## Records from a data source
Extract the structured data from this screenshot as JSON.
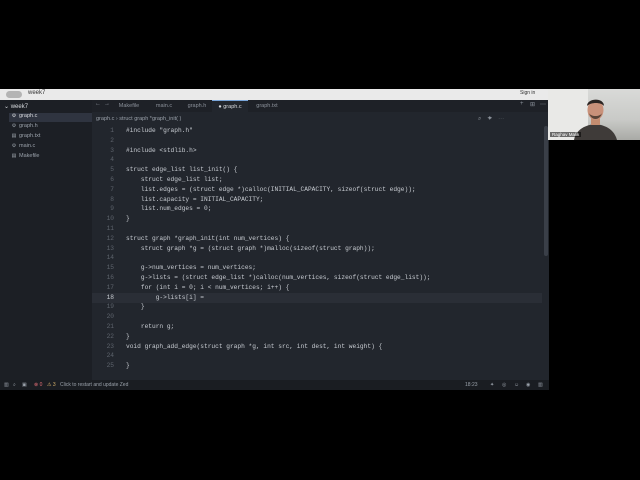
{
  "window": {
    "title": "week7",
    "sign_in": "Sign in"
  },
  "sidebar": {
    "root": "week7",
    "items": [
      {
        "label": "graph.c",
        "icon": "file-c-icon",
        "active": true
      },
      {
        "label": "graph.h",
        "icon": "file-h-icon",
        "active": false
      },
      {
        "label": "graph.txt",
        "icon": "file-text-icon",
        "active": false
      },
      {
        "label": "main.c",
        "icon": "file-c-icon",
        "active": false
      },
      {
        "label": "Makefile",
        "icon": "file-make-icon",
        "active": false
      }
    ]
  },
  "tabs": [
    {
      "label": "Makefile",
      "active": false
    },
    {
      "label": "main.c",
      "active": false
    },
    {
      "label": "graph.h",
      "active": false
    },
    {
      "label": "● graph.c",
      "active": true
    },
    {
      "label": "graph.txt",
      "active": false
    }
  ],
  "breadcrumb": "graph.c › struct graph *graph_init( )",
  "editor": {
    "current_line": 18,
    "lines": [
      {
        "n": "1",
        "text": "#include \"graph.h\""
      },
      {
        "n": "2",
        "text": ""
      },
      {
        "n": "3",
        "text": "#include <stdlib.h>"
      },
      {
        "n": "4",
        "text": ""
      },
      {
        "n": "5",
        "text": "struct edge_list list_init() {"
      },
      {
        "n": "6",
        "text": "    struct edge_list list;"
      },
      {
        "n": "7",
        "text": "    list.edges = (struct edge *)calloc(INITIAL_CAPACITY, sizeof(struct edge));"
      },
      {
        "n": "8",
        "text": "    list.capacity = INITIAL_CAPACITY;"
      },
      {
        "n": "9",
        "text": "    list.num_edges = 0;"
      },
      {
        "n": "10",
        "text": "}"
      },
      {
        "n": "11",
        "text": ""
      },
      {
        "n": "12",
        "text": "struct graph *graph_init(int num_vertices) {"
      },
      {
        "n": "13",
        "text": "    struct graph *g = (struct graph *)malloc(sizeof(struct graph));"
      },
      {
        "n": "14",
        "text": ""
      },
      {
        "n": "15",
        "text": "    g->num_vertices = num_vertices;"
      },
      {
        "n": "16",
        "text": "    g->lists = (struct edge_list *)calloc(num_vertices, sizeof(struct edge_list));"
      },
      {
        "n": "17",
        "text": "    for (int i = 0; i < num_vertices; i++) {"
      },
      {
        "n": "18",
        "text": "        g->lists[i] ="
      },
      {
        "n": "19",
        "text": "    }"
      },
      {
        "n": "20",
        "text": ""
      },
      {
        "n": "21",
        "text": "    return g;"
      },
      {
        "n": "22",
        "text": "}"
      },
      {
        "n": "23",
        "text": "void graph_add_edge(struct graph *g, int src, int dest, int weight) {"
      },
      {
        "n": "24",
        "text": ""
      },
      {
        "n": "25",
        "text": "}"
      }
    ]
  },
  "status": {
    "errors": "⊗ 0",
    "warnings": "⚠ 3",
    "update": "Click to restart and update Zed",
    "cursor": "18:23"
  },
  "webcam": {
    "name": "Raghav Malik"
  }
}
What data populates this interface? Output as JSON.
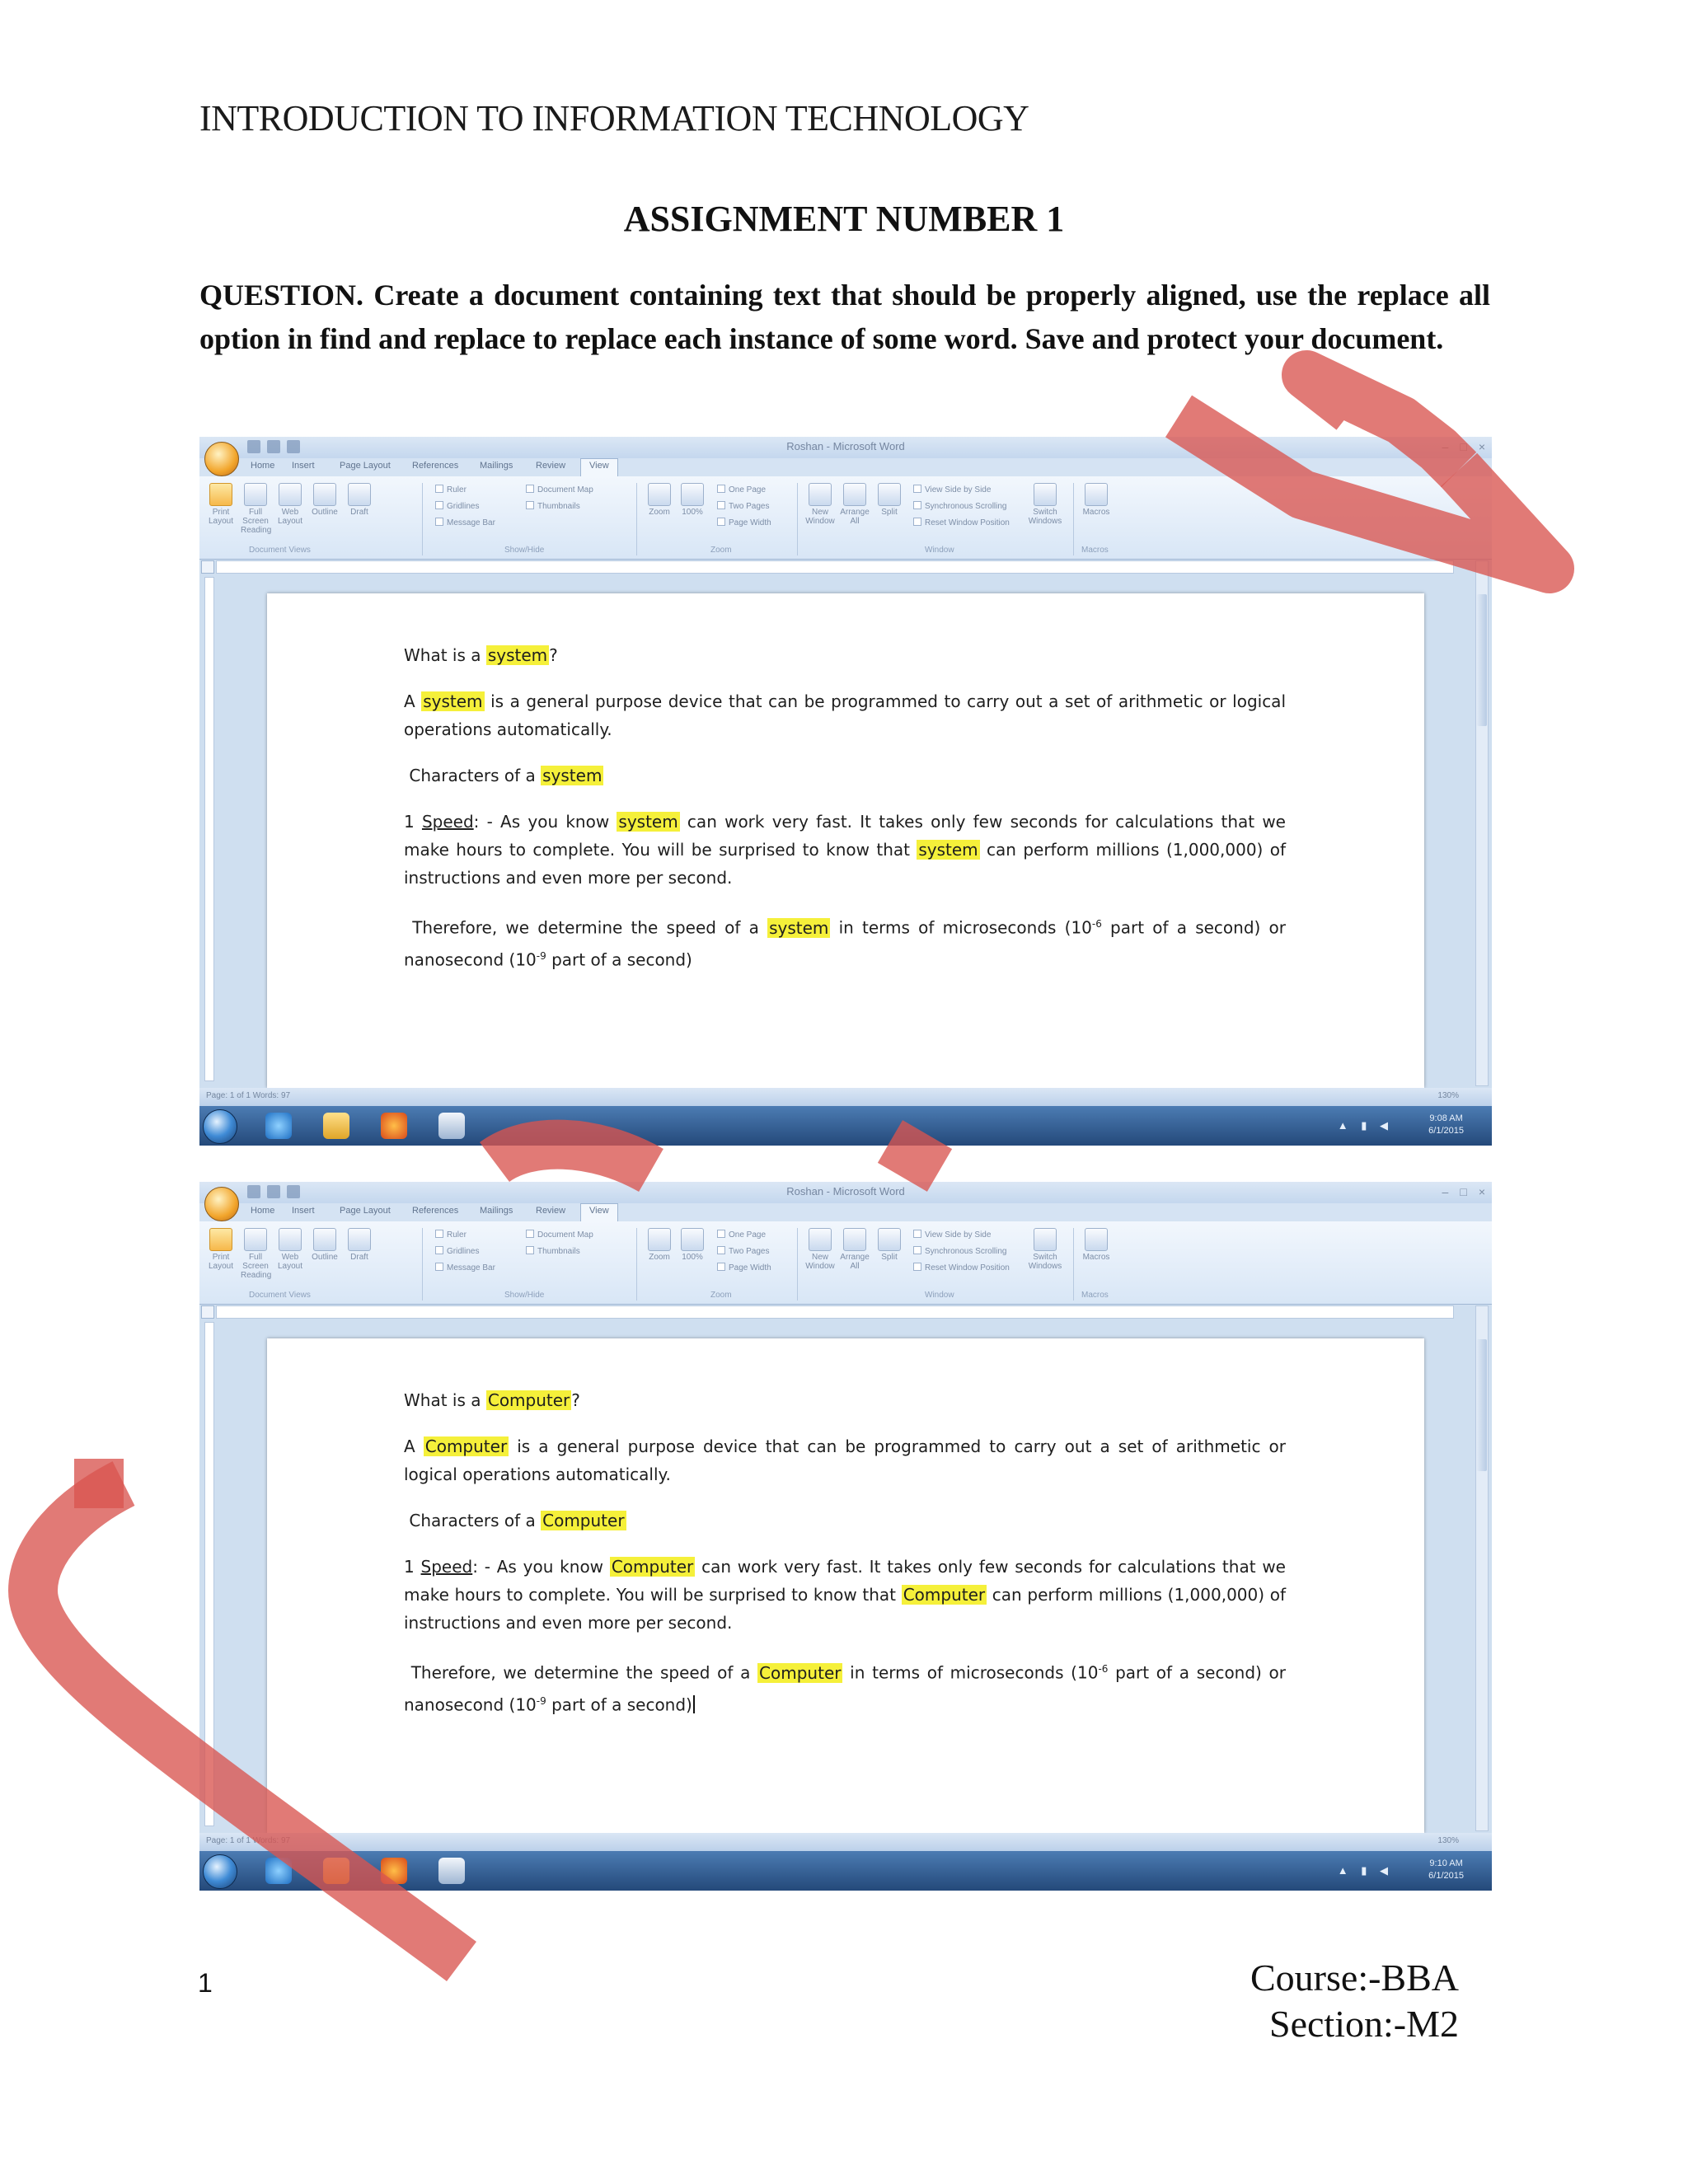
{
  "header": {
    "course_title": "INTRODUCTION TO INFORMATION TECHNOLOGY"
  },
  "assignment_title": "ASSIGNMENT NUMBER 1",
  "question": "QUESTION. Create a document containing text that should be properly aligned, use the replace all option in find and replace to replace each instance of some word. Save and protect your document.",
  "word_window": {
    "title": "Roshan - Microsoft Word",
    "tabs": [
      "Home",
      "Insert",
      "Page Layout",
      "References",
      "Mailings",
      "Review",
      "View"
    ],
    "active_tab": "View",
    "ribbon_views": [
      "Print Layout",
      "Full Screen Reading",
      "Web Layout",
      "Outline",
      "Draft"
    ],
    "ribbon_show_hide": [
      "Ruler",
      "Gridlines",
      "Message Bar",
      "Document Map",
      "Thumbnails"
    ],
    "ribbon_zoom": [
      "Zoom",
      "100%",
      "One Page",
      "Two Pages",
      "Page Width"
    ],
    "ribbon_window": [
      "New Window",
      "Arrange All",
      "Split",
      "View Side by Side",
      "Synchronous Scrolling",
      "Reset Window Position",
      "Switch Windows"
    ],
    "ribbon_macros": "Macros",
    "group_labels": [
      "Document Views",
      "Show/Hide",
      "Zoom",
      "Window",
      "Macros"
    ],
    "status_left": "Page: 1 of 1    Words: 97",
    "status_zoom": "130%"
  },
  "screenshot_before": {
    "heading_pre": "What is a ",
    "heading_word": "system",
    "heading_post": "?",
    "p1_pre": "A ",
    "p1_word": "system",
    "p1_post": " is a general purpose device that can be programmed to carry out a set of arithmetic or logical operations automatically.",
    "p2_pre": "Characters of a ",
    "p2_word": "system",
    "p3_num": "1 ",
    "p3_speed": "Speed",
    "p3_a": ": - As you know ",
    "p3_w1": "system",
    "p3_b": " can work very fast. It takes only few seconds for calculations that we make hours to complete. You will be surprised to know that ",
    "p3_w2": "system",
    "p3_c": " can perform millions (1,000,000) of instructions and even more per second.",
    "p4_a": "Therefore, we determine the speed of a ",
    "p4_word": "system",
    "p4_b": " in terms of microseconds (10",
    "p4_exp1": "-6",
    "p4_c": " part of a second) or nanosecond (10",
    "p4_exp2": "-9",
    "p4_d": " part of a second)",
    "clock_time": "9:08 AM",
    "clock_date": "6/1/2015"
  },
  "screenshot_after": {
    "heading_pre": "What is a ",
    "heading_word": "Computer",
    "heading_post": "?",
    "p1_pre": "A ",
    "p1_word": "Computer",
    "p1_post": " is a general purpose device that can be programmed to carry out a set of arithmetic or logical operations automatically.",
    "p2_pre": "Characters of a ",
    "p2_word": "Computer",
    "p3_num": "1 ",
    "p3_speed": "Speed",
    "p3_a": ": - As you know ",
    "p3_w1": "Computer",
    "p3_b": " can work very fast. It takes only few seconds for calculations that we make hours to complete. You will be surprised to know that ",
    "p3_w2": "Computer",
    "p3_c": " can perform millions (1,000,000) of instructions and even more per second.",
    "p4_a": "Therefore, we determine the speed of a ",
    "p4_word": "Computer",
    "p4_b": " in terms of microseconds (10",
    "p4_exp1": "-6",
    "p4_c": " part of a second) or nanosecond (10",
    "p4_exp2": "-9",
    "p4_d": " part of a second)",
    "clock_time": "9:10 AM",
    "clock_date": "6/1/2015"
  },
  "footer": {
    "page_number": "1",
    "course": "Course:-BBA",
    "section": "Section:-M2"
  },
  "colors": {
    "highlight": "#f5f03a",
    "watermark": "#d9544f"
  }
}
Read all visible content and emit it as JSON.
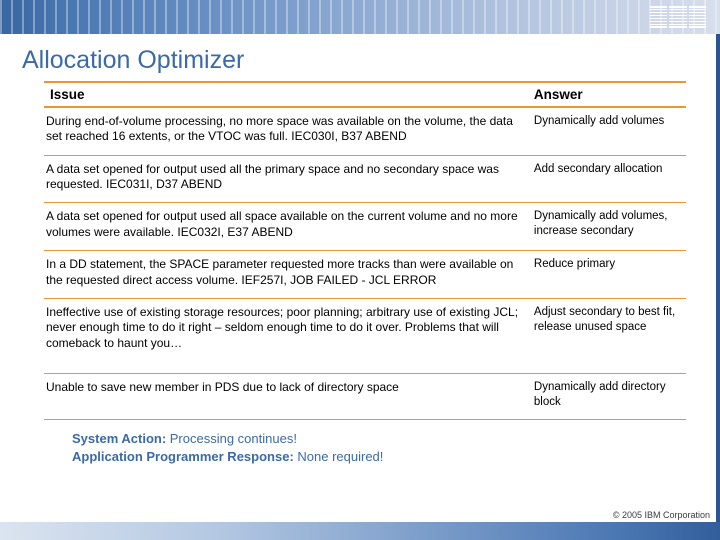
{
  "brand": {
    "logo": "IBM"
  },
  "title": "Allocation Optimizer",
  "table": {
    "head": {
      "issue": "Issue",
      "answer": "Answer"
    },
    "rows": [
      {
        "issue": "During end-of-volume processing, no more space was available on the volume, the data set reached 16 extents, or the VTOC was full.   IEC030I, B37 ABEND",
        "answer": "Dynamically add volumes"
      },
      {
        "issue": "A data set opened for output used all the primary space and no secondary space was requested. IEC031I, D37 ABEND",
        "answer": "Add secondary allocation"
      },
      {
        "issue": "A data set opened for output used all space available on the current volume and no more volumes were available. IEC032I, E37 ABEND",
        "answer": "Dynamically add volumes, increase secondary"
      },
      {
        "issue": "In a DD statement, the SPACE parameter requested more tracks than were available on the requested direct access volume. IEF257I, JOB FAILED - JCL ERROR",
        "answer": "Reduce primary"
      },
      {
        "issue": "Ineffective use of existing storage resources; poor planning; arbitrary use of existing JCL; never enough time to do it right – seldom enough time to do it over.  Problems that will comeback to haunt you…",
        "answer": "Adjust secondary to best fit, release unused space"
      },
      {
        "issue": "Unable to save new member in PDS due to lack of directory space",
        "answer": "Dynamically add directory block"
      }
    ]
  },
  "notes": {
    "sa_label": "System Action: ",
    "sa_text": "Processing continues!",
    "apr_label": "Application Programmer Response: ",
    "apr_text": "None required!"
  },
  "copyright": "© 2005 IBM Corporation"
}
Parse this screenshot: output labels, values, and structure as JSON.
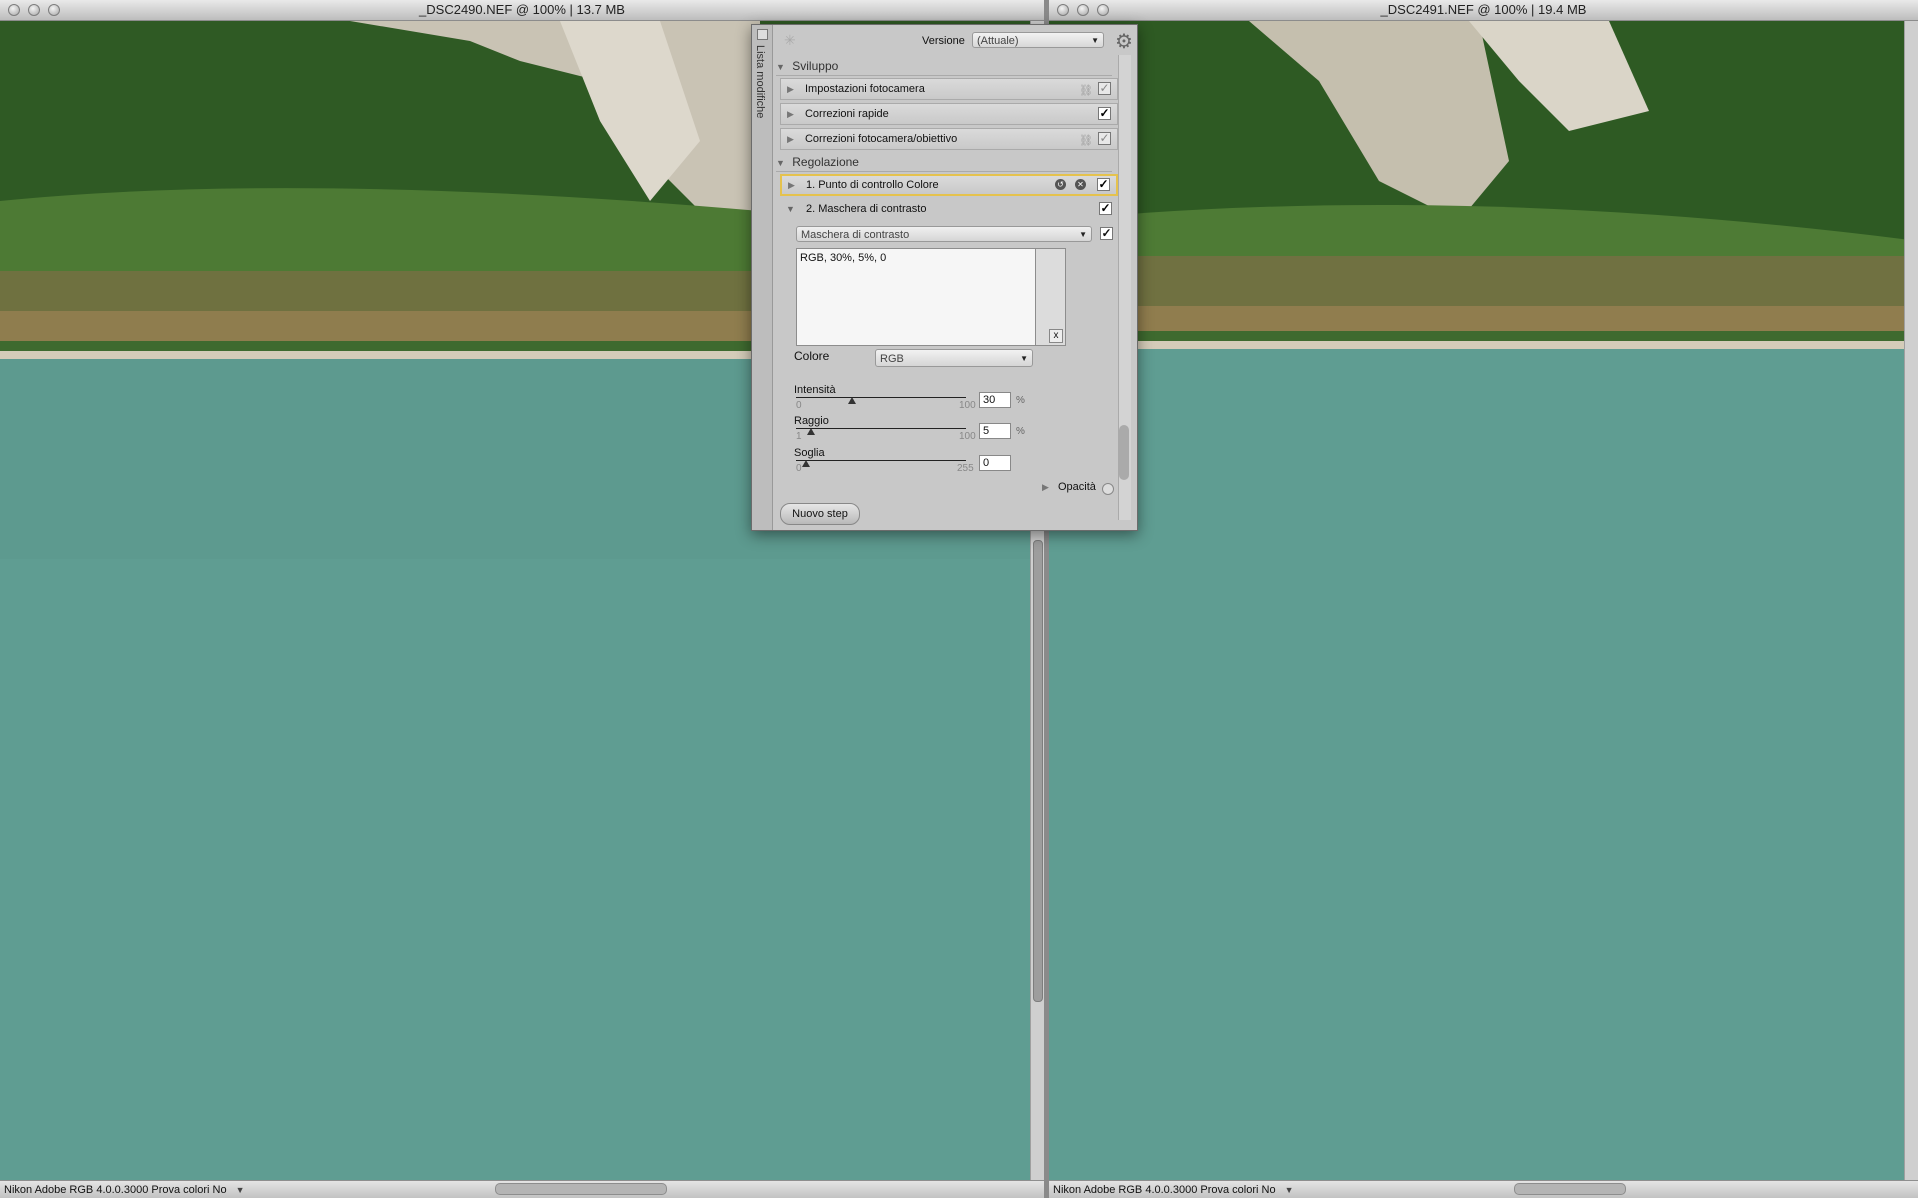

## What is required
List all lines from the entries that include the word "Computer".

## Result below
    "heading_word": "Computer",
    "p1_word": "Computer",
    "p2_word": "Computer",
    "p3_w1": "Computer",
    "p3_w2": "Computer",
    "p4_word": "Computer",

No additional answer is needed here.